> **What you need to do**: With the pictures omitted, write out the entries that follow exactly as they stand.

> **Excerpted records**:
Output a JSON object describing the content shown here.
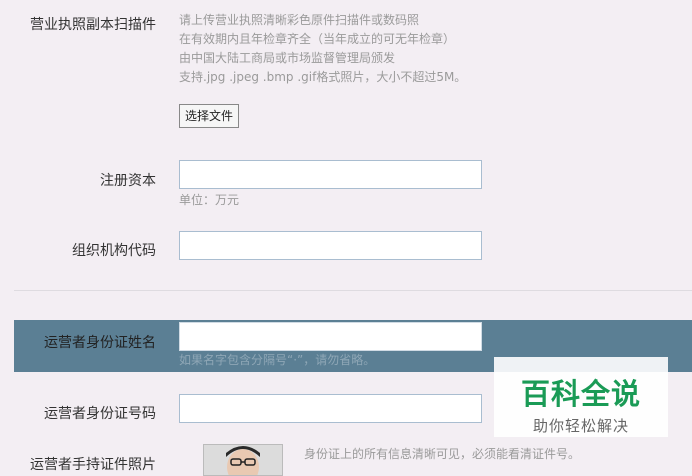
{
  "license_scan": {
    "label": "营业执照副本扫描件",
    "hints": [
      "请上传营业执照清晰彩色原件扫描件或数码照",
      "在有效期内且年检章齐全（当年成立的可无年检章）",
      "由中国大陆工商局或市场监督管理局颁发",
      "支持.jpg .jpeg .bmp .gif格式照片，大小不超过5M。"
    ],
    "choose_file_label": "选择文件"
  },
  "registered_capital": {
    "label": "注册资本",
    "value": "",
    "unit_hint": "单位：万元"
  },
  "org_code": {
    "label": "组织机构代码",
    "value": ""
  },
  "operator_name": {
    "label": "运营者身份证姓名",
    "value": "",
    "hint": "如果名字包含分隔号“·”，请勿省略。"
  },
  "operator_id_number": {
    "label": "运营者身份证号码",
    "value": ""
  },
  "operator_photo": {
    "label": "运营者手持证件照片",
    "hint": "身份证上的所有信息清晰可见，必须能看清证件号。"
  },
  "watermark": {
    "title": "百科全说",
    "subtitle": "助你轻松解决"
  },
  "colors": {
    "page_bg": "#f3eef3",
    "highlight_band": "#5b7f94",
    "watermark_green": "#1a9b56"
  }
}
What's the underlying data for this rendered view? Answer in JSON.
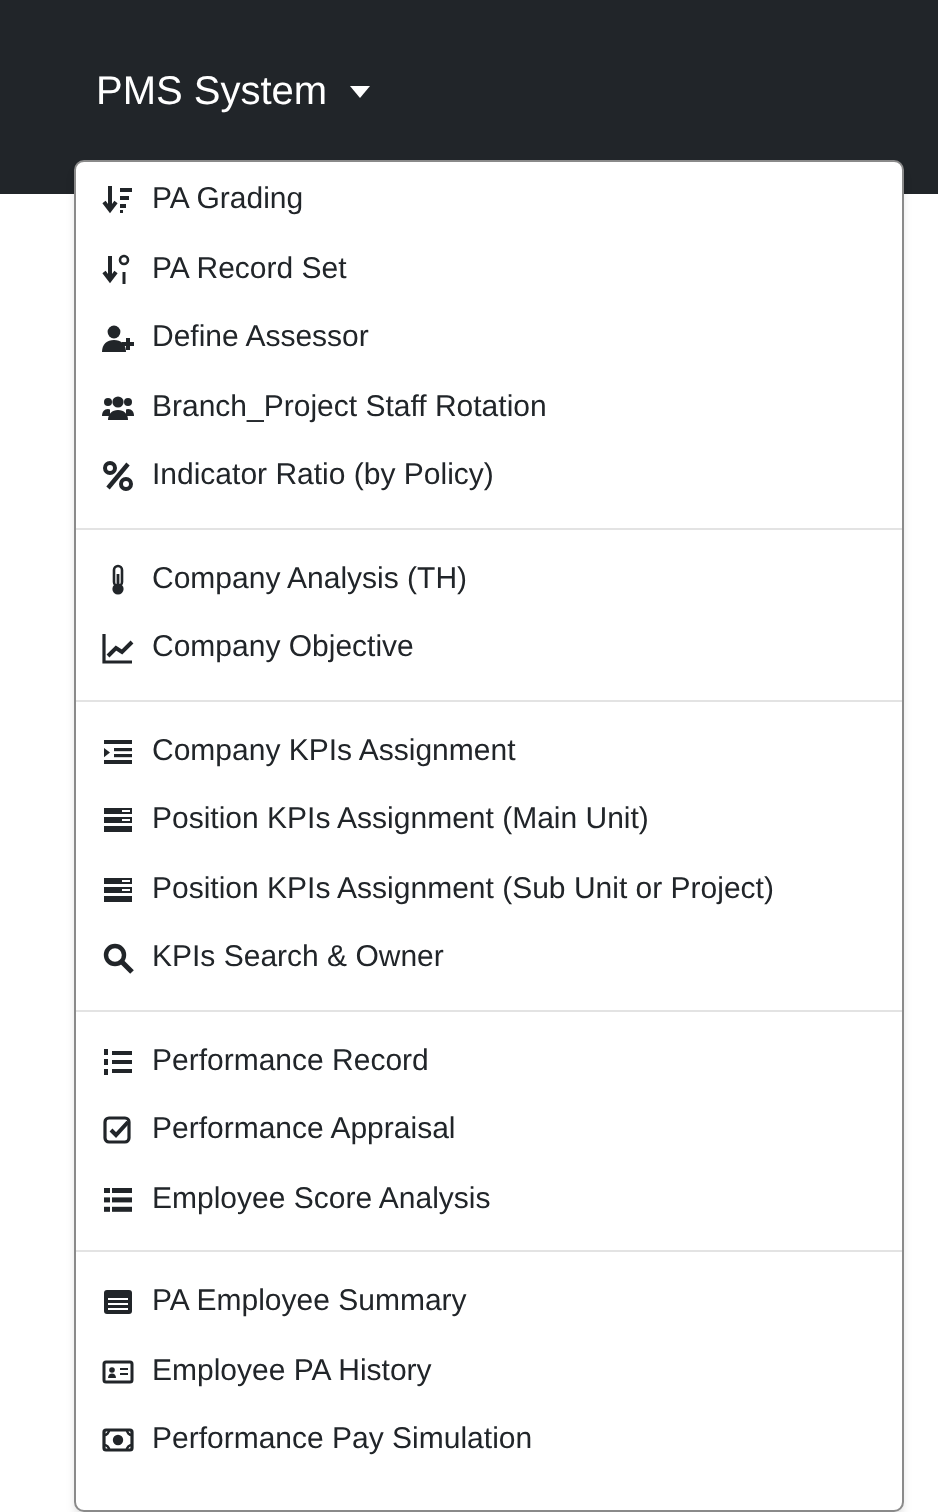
{
  "navbar": {
    "brand": "PMS System"
  },
  "menu": {
    "groups": [
      {
        "items": [
          "PA Grading",
          "PA Record Set",
          "Define Assessor",
          "Branch_Project Staff Rotation",
          "Indicator Ratio (by Policy)"
        ]
      },
      {
        "items": [
          "Company Analysis (TH)",
          "Company Objective"
        ]
      },
      {
        "items": [
          "Company KPIs Assignment",
          "Position KPIs Assignment (Main Unit)",
          "Position KPIs Assignment (Sub Unit or Project)",
          "KPIs Search & Owner"
        ]
      },
      {
        "items": [
          "Performance Record",
          "Performance Appraisal",
          "Employee Score Analysis"
        ]
      },
      {
        "items": [
          "PA Employee Summary",
          "Employee PA History",
          "Performance Pay Simulation"
        ]
      }
    ]
  }
}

> **Answer**:
Output a JSON object describing the content shown here.
{
  "license_scan": {
    "label": "营业执照副本扫描件",
    "hints": [
      "请上传营业执照清晰彩色原件扫描件或数码照",
      "在有效期内且年检章齐全（当年成立的可无年检章）",
      "由中国大陆工商局或市场监督管理局颁发",
      "支持.jpg .jpeg .bmp .gif格式照片，大小不超过5M。"
    ],
    "choose_file_label": "选择文件"
  },
  "registered_capital": {
    "label": "注册资本",
    "value": "",
    "unit_hint": "单位：万元"
  },
  "org_code": {
    "label": "组织机构代码",
    "value": ""
  },
  "operator_name": {
    "label": "运营者身份证姓名",
    "value": "",
    "hint": "如果名字包含分隔号“·”，请勿省略。"
  },
  "operator_id_number": {
    "label": "运营者身份证号码",
    "value": ""
  },
  "operator_photo": {
    "label": "运营者手持证件照片",
    "hint": "身份证上的所有信息清晰可见，必须能看清证件号。"
  },
  "watermark": {
    "title": "百科全说",
    "subtitle": "助你轻松解决"
  },
  "colors": {
    "page_bg": "#f3eef3",
    "highlight_band": "#5b7f94",
    "watermark_green": "#1a9b56"
  }
}
What's the underlying data for this rendered view? Answer in JSON.
{
  "navbar": {
    "brand": "PMS System"
  },
  "menu": {
    "groups": [
      {
        "items": [
          "PA Grading",
          "PA Record Set",
          "Define Assessor",
          "Branch_Project Staff Rotation",
          "Indicator Ratio (by Policy)"
        ]
      },
      {
        "items": [
          "Company Analysis (TH)",
          "Company Objective"
        ]
      },
      {
        "items": [
          "Company KPIs Assignment",
          "Position KPIs Assignment (Main Unit)",
          "Position KPIs Assignment (Sub Unit or Project)",
          "KPIs Search & Owner"
        ]
      },
      {
        "items": [
          "Performance Record",
          "Performance Appraisal",
          "Employee Score Analysis"
        ]
      },
      {
        "items": [
          "PA Employee Summary",
          "Employee PA History",
          "Performance Pay Simulation"
        ]
      }
    ]
  }
}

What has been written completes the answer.